A solid-state tale. My favourite amp.

After finishing my last solid-state amplifier I was away from the DIY audio scene for some months but a few weeks ago something bad happened to my last amp. My roommate was helping my move my audio components from my car trunk to my apartment and he accidentally dropped my solid state amplifier down the stairs. The amplifier didn’t have an enclosure and all the components were mounted on a wooden board so you can imagine what happened to the PCBs after that accident. It was time for a new build! After browsing the Bgaudioclub forum I came across a great thread about the Randy Slone’s favourite amplifier schematic from his book The Audiophile’s Project Sourcebook. I don’t know if it’s ok to post the schematics here, but if I infringed any copyrights please drop me a mail to remove it.

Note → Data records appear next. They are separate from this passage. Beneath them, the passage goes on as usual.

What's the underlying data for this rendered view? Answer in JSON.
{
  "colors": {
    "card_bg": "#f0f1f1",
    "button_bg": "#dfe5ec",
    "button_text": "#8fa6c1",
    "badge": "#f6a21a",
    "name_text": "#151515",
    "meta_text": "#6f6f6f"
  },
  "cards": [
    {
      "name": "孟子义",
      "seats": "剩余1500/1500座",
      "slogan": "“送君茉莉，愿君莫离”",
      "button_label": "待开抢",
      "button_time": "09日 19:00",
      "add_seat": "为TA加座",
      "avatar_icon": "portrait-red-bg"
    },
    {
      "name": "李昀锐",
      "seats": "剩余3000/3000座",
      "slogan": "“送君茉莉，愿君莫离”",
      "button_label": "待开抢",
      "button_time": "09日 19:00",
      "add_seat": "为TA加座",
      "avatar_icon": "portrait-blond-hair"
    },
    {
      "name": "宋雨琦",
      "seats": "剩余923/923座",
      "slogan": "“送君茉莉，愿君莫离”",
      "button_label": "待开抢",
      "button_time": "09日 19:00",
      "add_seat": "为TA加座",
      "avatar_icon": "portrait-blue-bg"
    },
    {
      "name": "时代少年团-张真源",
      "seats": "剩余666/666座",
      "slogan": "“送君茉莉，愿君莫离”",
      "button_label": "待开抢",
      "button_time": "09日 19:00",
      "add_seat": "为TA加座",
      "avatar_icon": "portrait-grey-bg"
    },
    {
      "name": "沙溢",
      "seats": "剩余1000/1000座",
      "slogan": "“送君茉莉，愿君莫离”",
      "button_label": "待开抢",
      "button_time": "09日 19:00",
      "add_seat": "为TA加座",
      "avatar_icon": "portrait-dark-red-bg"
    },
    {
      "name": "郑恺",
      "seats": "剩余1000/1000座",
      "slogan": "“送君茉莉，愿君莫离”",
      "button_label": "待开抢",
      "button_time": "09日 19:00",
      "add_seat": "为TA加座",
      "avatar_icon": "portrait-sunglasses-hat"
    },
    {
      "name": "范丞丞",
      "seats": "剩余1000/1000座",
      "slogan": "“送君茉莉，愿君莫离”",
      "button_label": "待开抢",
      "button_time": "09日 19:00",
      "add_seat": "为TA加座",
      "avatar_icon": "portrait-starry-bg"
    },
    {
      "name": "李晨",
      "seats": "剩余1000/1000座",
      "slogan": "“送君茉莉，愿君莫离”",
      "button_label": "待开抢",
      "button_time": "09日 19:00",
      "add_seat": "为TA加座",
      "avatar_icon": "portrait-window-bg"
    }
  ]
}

As the schematic is relatively complex for a homemade PCB. I found out that a forum mate had some PCBs left and I bought two. Then I ordered the parts required for this build from Comet/Farnell. The problem was they didn’t have the 2SK1058 and 2SJ162, so I ordered them directly from the USA to be sure that I won’t come across fake transistors. A few days later I had everything to begin with the build.

Almost all the components on the PCB were SMD including many transistors and I don’t have a reflow station so it took a some hours to solder everything on both sides of the PCBs. After I soldered everything, mounted the transistors to a heatsink and connected the cables I plugged the amplifier into the mains. Hm, there wasn’t anything coming out from the speakers… I wondered what’s wrong, but then I pressed play. The amplifier was perfectly working, it was so quiet that I could not hear any noise coming from my speakers… NICE!

There are silicone insulation pads between the transistors and the heatsink, I just cut them to match the size of the transistors and therefore you can’t see them.

The PSU:

It is a classic unregulated PSU consisting of a 500VA copper shield insulated transformer with a 39-0-39VAC secondary, 4x HER607 diodes shunted with 4x 33nF caps and 2x 15,000uF/63V filter capacitors(+100nF MKPs). An EMI filter is added before the trans.

First impression:

My first impression of this amplifier was “WOW”… As soon as I pressed play the room was filled with warm yet very dynamic sound with plenty of bass considering my bookshelf speakers /B&W 685/. I listened to the following tracks at first: Sade – Jezebel, Sade – No Ordinary Love, Candy Dulfer – Lilly Was Here, AYO – Without You, Zazz – Je Veux, Steve Strauss – Mr. Bones and some orchestra.  I knew that the 22uF bipolar Nichicon Muse at the input was not the best choice for this amplifier/for any amplifier/ but I still liked the sound. After an hour or so listening, the capacitor started to settle down and the sound became more transparent and colorful. I didn’t have enough time to let the amplifier settle down and listen to it because I went on a vacation for a few days. I will post a follow-up with more details about the build and the sound when I get back in a few days.

So far this is the best DIY solid-state amplifier I’ve ever heard!